Determine how many lines of the material hold the word "Women", and answer with the number only.

---------- DATA FOR REVIEW

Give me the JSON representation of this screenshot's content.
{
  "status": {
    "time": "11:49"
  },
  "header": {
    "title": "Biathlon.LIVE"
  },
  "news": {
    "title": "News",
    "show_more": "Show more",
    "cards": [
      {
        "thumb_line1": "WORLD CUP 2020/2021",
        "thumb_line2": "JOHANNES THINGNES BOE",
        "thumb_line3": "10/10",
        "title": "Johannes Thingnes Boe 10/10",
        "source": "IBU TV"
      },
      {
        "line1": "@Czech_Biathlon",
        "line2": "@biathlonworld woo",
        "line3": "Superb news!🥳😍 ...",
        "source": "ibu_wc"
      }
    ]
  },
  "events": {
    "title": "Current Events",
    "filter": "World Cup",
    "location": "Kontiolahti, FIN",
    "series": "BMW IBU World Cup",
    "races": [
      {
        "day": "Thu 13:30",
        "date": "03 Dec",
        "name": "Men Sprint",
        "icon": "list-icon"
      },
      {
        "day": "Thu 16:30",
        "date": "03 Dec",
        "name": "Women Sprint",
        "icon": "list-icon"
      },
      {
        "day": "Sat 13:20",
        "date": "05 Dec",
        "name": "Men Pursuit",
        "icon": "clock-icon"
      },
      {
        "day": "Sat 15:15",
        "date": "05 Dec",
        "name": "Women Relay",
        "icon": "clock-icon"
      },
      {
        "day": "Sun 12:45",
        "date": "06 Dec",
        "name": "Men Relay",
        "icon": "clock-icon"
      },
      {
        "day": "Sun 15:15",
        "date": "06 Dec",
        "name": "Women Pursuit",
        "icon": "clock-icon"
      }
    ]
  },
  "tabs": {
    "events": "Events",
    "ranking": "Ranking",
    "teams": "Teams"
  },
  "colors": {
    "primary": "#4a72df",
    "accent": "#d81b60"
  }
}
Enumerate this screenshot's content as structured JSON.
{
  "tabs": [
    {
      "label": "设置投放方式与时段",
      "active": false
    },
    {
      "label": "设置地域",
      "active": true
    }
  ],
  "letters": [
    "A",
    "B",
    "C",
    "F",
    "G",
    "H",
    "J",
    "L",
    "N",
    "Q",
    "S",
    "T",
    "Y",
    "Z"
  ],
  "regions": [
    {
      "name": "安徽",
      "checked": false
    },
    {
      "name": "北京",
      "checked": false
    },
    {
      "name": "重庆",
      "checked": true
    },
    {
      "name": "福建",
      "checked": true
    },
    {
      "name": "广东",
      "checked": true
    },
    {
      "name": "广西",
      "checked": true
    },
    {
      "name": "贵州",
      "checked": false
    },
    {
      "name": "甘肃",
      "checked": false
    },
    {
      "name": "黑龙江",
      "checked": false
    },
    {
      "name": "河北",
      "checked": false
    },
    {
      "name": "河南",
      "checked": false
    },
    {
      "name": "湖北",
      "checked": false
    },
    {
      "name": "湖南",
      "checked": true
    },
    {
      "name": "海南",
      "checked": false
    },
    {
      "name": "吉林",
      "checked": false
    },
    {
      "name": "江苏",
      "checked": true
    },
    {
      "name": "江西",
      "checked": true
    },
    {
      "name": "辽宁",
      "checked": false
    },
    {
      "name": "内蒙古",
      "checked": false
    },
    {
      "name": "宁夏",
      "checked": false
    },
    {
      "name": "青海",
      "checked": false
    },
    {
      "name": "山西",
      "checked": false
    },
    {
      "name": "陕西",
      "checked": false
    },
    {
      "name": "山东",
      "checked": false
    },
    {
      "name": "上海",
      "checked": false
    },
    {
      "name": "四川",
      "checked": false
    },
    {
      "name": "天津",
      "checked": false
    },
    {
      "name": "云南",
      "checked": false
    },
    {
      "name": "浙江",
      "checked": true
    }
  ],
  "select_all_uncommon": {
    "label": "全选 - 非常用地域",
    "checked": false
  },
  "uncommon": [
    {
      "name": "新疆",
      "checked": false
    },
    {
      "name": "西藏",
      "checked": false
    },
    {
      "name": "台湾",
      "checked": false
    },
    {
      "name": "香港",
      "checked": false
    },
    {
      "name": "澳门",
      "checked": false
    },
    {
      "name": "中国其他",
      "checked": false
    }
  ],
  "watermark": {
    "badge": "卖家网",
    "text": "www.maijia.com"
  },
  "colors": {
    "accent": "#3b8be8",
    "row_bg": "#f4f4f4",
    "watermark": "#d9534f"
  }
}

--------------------

REPLY TO THE TASK -> 3